*** PROVIDED INFORMATION ***
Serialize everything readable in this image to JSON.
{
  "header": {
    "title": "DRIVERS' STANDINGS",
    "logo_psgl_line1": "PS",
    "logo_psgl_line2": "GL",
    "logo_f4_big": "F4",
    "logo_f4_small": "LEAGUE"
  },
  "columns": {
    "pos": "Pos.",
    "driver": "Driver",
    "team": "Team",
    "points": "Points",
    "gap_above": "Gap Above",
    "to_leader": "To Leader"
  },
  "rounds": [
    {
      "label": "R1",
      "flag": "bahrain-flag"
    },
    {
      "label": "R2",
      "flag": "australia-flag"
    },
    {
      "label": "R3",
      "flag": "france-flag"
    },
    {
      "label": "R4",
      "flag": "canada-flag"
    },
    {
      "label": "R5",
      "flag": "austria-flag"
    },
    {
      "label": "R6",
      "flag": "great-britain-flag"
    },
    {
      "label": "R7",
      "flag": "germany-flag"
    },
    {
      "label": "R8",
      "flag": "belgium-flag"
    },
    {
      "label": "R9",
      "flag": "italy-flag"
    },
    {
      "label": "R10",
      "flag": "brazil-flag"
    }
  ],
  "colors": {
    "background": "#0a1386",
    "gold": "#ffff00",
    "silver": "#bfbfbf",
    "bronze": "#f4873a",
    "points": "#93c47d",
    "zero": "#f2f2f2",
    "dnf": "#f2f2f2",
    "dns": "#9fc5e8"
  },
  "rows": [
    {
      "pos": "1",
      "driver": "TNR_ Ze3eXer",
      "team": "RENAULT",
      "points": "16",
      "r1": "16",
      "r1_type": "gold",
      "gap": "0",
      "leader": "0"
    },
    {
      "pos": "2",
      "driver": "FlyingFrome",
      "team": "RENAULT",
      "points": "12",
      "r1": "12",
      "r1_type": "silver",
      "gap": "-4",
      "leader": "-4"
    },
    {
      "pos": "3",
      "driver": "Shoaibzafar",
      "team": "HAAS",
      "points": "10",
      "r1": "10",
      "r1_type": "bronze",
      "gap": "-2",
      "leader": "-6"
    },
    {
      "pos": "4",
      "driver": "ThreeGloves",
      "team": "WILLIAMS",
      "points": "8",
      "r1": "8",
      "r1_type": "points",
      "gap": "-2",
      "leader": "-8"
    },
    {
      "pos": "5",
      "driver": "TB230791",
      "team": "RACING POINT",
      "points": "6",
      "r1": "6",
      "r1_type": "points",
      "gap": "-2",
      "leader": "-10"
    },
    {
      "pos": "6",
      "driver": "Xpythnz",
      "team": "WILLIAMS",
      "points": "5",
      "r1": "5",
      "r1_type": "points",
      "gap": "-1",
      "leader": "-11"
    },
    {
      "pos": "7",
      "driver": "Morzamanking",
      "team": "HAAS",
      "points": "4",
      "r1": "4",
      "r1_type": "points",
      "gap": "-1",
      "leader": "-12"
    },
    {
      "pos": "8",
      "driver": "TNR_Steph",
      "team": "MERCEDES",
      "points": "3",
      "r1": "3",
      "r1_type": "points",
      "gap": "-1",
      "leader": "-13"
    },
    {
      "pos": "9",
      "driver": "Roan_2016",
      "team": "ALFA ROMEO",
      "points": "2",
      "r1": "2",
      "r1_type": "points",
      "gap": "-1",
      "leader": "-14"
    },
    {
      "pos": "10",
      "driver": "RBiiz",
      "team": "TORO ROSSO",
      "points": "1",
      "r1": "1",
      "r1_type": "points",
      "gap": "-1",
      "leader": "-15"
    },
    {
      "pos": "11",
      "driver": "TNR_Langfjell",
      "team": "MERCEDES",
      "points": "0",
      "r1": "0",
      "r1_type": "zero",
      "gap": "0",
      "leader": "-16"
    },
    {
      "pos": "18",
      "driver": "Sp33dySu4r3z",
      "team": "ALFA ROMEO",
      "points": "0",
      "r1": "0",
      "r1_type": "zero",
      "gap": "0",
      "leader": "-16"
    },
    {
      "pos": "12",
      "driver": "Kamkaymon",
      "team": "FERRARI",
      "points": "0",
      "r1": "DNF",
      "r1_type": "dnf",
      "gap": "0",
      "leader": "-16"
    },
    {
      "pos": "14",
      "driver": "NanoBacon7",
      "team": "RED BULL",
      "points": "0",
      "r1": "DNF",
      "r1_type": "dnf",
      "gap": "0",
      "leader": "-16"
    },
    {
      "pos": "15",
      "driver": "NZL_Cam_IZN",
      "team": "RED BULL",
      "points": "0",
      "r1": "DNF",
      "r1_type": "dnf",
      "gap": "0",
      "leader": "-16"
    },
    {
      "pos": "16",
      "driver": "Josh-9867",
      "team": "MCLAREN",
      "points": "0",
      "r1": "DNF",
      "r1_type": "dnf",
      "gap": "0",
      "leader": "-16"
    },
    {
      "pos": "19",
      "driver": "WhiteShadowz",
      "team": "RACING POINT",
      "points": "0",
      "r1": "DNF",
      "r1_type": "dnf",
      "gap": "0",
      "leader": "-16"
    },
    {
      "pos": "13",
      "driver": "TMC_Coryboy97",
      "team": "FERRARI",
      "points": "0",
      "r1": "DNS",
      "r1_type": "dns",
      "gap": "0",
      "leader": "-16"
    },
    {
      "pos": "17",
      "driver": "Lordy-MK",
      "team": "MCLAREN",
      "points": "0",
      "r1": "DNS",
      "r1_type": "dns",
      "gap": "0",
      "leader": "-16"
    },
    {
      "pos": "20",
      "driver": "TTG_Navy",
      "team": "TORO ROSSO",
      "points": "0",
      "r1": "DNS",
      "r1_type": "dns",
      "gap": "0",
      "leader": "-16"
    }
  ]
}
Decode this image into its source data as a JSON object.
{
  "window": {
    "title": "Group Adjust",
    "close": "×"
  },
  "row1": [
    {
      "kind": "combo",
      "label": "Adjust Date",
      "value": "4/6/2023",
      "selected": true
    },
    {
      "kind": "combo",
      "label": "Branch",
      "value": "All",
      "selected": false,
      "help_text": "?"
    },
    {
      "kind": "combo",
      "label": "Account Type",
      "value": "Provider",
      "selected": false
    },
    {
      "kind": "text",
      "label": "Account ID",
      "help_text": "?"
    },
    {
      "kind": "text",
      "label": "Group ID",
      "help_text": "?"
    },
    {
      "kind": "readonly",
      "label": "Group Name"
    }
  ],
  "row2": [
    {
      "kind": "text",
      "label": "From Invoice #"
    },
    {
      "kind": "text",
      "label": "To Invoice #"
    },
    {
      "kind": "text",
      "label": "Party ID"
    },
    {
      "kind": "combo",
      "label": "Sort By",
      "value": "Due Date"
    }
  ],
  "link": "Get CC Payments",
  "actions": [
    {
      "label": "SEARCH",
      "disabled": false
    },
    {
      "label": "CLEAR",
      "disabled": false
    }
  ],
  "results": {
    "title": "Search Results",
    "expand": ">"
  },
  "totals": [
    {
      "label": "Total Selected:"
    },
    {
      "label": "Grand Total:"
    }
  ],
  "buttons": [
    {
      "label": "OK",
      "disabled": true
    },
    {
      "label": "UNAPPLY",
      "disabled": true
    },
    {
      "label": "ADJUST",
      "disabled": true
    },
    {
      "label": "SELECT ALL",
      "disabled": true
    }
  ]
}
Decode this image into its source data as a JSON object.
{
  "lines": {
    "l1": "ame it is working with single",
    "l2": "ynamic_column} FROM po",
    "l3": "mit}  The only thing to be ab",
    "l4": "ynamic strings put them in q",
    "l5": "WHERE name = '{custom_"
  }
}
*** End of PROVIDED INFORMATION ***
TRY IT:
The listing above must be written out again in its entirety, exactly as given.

ANSWER TO THIS EXERCISE:
Serialize everything readable in this image to JSON.
{
  "header": {
    "title": "DRIVERS' STANDINGS",
    "logo_psgl_line1": "PS",
    "logo_psgl_line2": "GL",
    "logo_f4_big": "F4",
    "logo_f4_small": "LEAGUE"
  },
  "columns": {
    "pos": "Pos.",
    "driver": "Driver",
    "team": "Team",
    "points": "Points",
    "gap_above": "Gap Above",
    "to_leader": "To Leader"
  },
  "rounds": [
    {
      "label": "R1",
      "flag": "bahrain-flag"
    },
    {
      "label": "R2",
      "flag": "australia-flag"
    },
    {
      "label": "R3",
      "flag": "france-flag"
    },
    {
      "label": "R4",
      "flag": "canada-flag"
    },
    {
      "label": "R5",
      "flag": "austria-flag"
    },
    {
      "label": "R6",
      "flag": "great-britain-flag"
    },
    {
      "label": "R7",
      "flag": "germany-flag"
    },
    {
      "label": "R8",
      "flag": "belgium-flag"
    },
    {
      "label": "R9",
      "flag": "italy-flag"
    },
    {
      "label": "R10",
      "flag": "brazil-flag"
    }
  ],
  "colors": {
    "background": "#0a1386",
    "gold": "#ffff00",
    "silver": "#bfbfbf",
    "bronze": "#f4873a",
    "points": "#93c47d",
    "zero": "#f2f2f2",
    "dnf": "#f2f2f2",
    "dns": "#9fc5e8"
  },
  "rows": [
    {
      "pos": "1",
      "driver": "TNR_ Ze3eXer",
      "team": "RENAULT",
      "points": "16",
      "r1": "16",
      "r1_type": "gold",
      "gap": "0",
      "leader": "0"
    },
    {
      "pos": "2",
      "driver": "FlyingFrome",
      "team": "RENAULT",
      "points": "12",
      "r1": "12",
      "r1_type": "silver",
      "gap": "-4",
      "leader": "-4"
    },
    {
      "pos": "3",
      "driver": "Shoaibzafar",
      "team": "HAAS",
      "points": "10",
      "r1": "10",
      "r1_type": "bronze",
      "gap": "-2",
      "leader": "-6"
    },
    {
      "pos": "4",
      "driver": "ThreeGloves",
      "team": "WILLIAMS",
      "points": "8",
      "r1": "8",
      "r1_type": "points",
      "gap": "-2",
      "leader": "-8"
    },
    {
      "pos": "5",
      "driver": "TB230791",
      "team": "RACING POINT",
      "points": "6",
      "r1": "6",
      "r1_type": "points",
      "gap": "-2",
      "leader": "-10"
    },
    {
      "pos": "6",
      "driver": "Xpythnz",
      "team": "WILLIAMS",
      "points": "5",
      "r1": "5",
      "r1_type": "points",
      "gap": "-1",
      "leader": "-11"
    },
    {
      "pos": "7",
      "driver": "Morzamanking",
      "team": "HAAS",
      "points": "4",
      "r1": "4",
      "r1_type": "points",
      "gap": "-1",
      "leader": "-12"
    },
    {
      "pos": "8",
      "driver": "TNR_Steph",
      "team": "MERCEDES",
      "points": "3",
      "r1": "3",
      "r1_type": "points",
      "gap": "-1",
      "leader": "-13"
    },
    {
      "pos": "9",
      "driver": "Roan_2016",
      "team": "ALFA ROMEO",
      "points": "2",
      "r1": "2",
      "r1_type": "points",
      "gap": "-1",
      "leader": "-14"
    },
    {
      "pos": "10",
      "driver": "RBiiz",
      "team": "TORO ROSSO",
      "points": "1",
      "r1": "1",
      "r1_type": "points",
      "gap": "-1",
      "leader": "-15"
    },
    {
      "pos": "11",
      "driver": "TNR_Langfjell",
      "team": "MERCEDES",
      "points": "0",
      "r1": "0",
      "r1_type": "zero",
      "gap": "0",
      "leader": "-16"
    },
    {
      "pos": "18",
      "driver": "Sp33dySu4r3z",
      "team": "ALFA ROMEO",
      "points": "0",
      "r1": "0",
      "r1_type": "zero",
      "gap": "0",
      "leader": "-16"
    },
    {
      "pos": "12",
      "driver": "Kamkaymon",
      "team": "FERRARI",
      "points": "0",
      "r1": "DNF",
      "r1_type": "dnf",
      "gap": "0",
      "leader": "-16"
    },
    {
      "pos": "14",
      "driver": "NanoBacon7",
      "team": "RED BULL",
      "points": "0",
      "r1": "DNF",
      "r1_type": "dnf",
      "gap": "0",
      "leader": "-16"
    },
    {
      "pos": "15",
      "driver": "NZL_Cam_IZN",
      "team": "RED BULL",
      "points": "0",
      "r1": "DNF",
      "r1_type": "dnf",
      "gap": "0",
      "leader": "-16"
    },
    {
      "pos": "16",
      "driver": "Josh-9867",
      "team": "MCLAREN",
      "points": "0",
      "r1": "DNF",
      "r1_type": "dnf",
      "gap": "0",
      "leader": "-16"
    },
    {
      "pos": "19",
      "driver": "WhiteShadowz",
      "team": "RACING POINT",
      "points": "0",
      "r1": "DNF",
      "r1_type": "dnf",
      "gap": "0",
      "leader": "-16"
    },
    {
      "pos": "13",
      "driver": "TMC_Coryboy97",
      "team": "FERRARI",
      "points": "0",
      "r1": "DNS",
      "r1_type": "dns",
      "gap": "0",
      "leader": "-16"
    },
    {
      "pos": "17",
      "driver": "Lordy-MK",
      "team": "MCLAREN",
      "points": "0",
      "r1": "DNS",
      "r1_type": "dns",
      "gap": "0",
      "leader": "-16"
    },
    {
      "pos": "20",
      "driver": "TTG_Navy",
      "team": "TORO ROSSO",
      "points": "0",
      "r1": "DNS",
      "r1_type": "dns",
      "gap": "0",
      "leader": "-16"
    }
  ]
}
Decode this image into its source data as a JSON object.
{
  "window": {
    "title": "Group Adjust",
    "close": "×"
  },
  "row1": [
    {
      "kind": "combo",
      "label": "Adjust Date",
      "value": "4/6/2023",
      "selected": true
    },
    {
      "kind": "combo",
      "label": "Branch",
      "value": "All",
      "selected": false,
      "help_text": "?"
    },
    {
      "kind": "combo",
      "label": "Account Type",
      "value": "Provider",
      "selected": false
    },
    {
      "kind": "text",
      "label": "Account ID",
      "help_text": "?"
    },
    {
      "kind": "text",
      "label": "Group ID",
      "help_text": "?"
    },
    {
      "kind": "readonly",
      "label": "Group Name"
    }
  ],
  "row2": [
    {
      "kind": "text",
      "label": "From Invoice #"
    },
    {
      "kind": "text",
      "label": "To Invoice #"
    },
    {
      "kind": "text",
      "label": "Party ID"
    },
    {
      "kind": "combo",
      "label": "Sort By",
      "value": "Due Date"
    }
  ],
  "link": "Get CC Payments",
  "actions": [
    {
      "label": "SEARCH",
      "disabled": false
    },
    {
      "label": "CLEAR",
      "disabled": false
    }
  ],
  "results": {
    "title": "Search Results",
    "expand": ">"
  },
  "totals": [
    {
      "label": "Total Selected:"
    },
    {
      "label": "Grand Total:"
    }
  ],
  "buttons": [
    {
      "label": "OK",
      "disabled": true
    },
    {
      "label": "UNAPPLY",
      "disabled": true
    },
    {
      "label": "ADJUST",
      "disabled": true
    },
    {
      "label": "SELECT ALL",
      "disabled": true
    }
  ]
}
Decode this image into its source data as a JSON object.
{
  "lines": {
    "l1": "ame it is working with single",
    "l2": "ynamic_column} FROM po",
    "l3": "mit}  The only thing to be ab",
    "l4": "ynamic strings put them in q",
    "l5": "WHERE name = '{custom_"
  }
}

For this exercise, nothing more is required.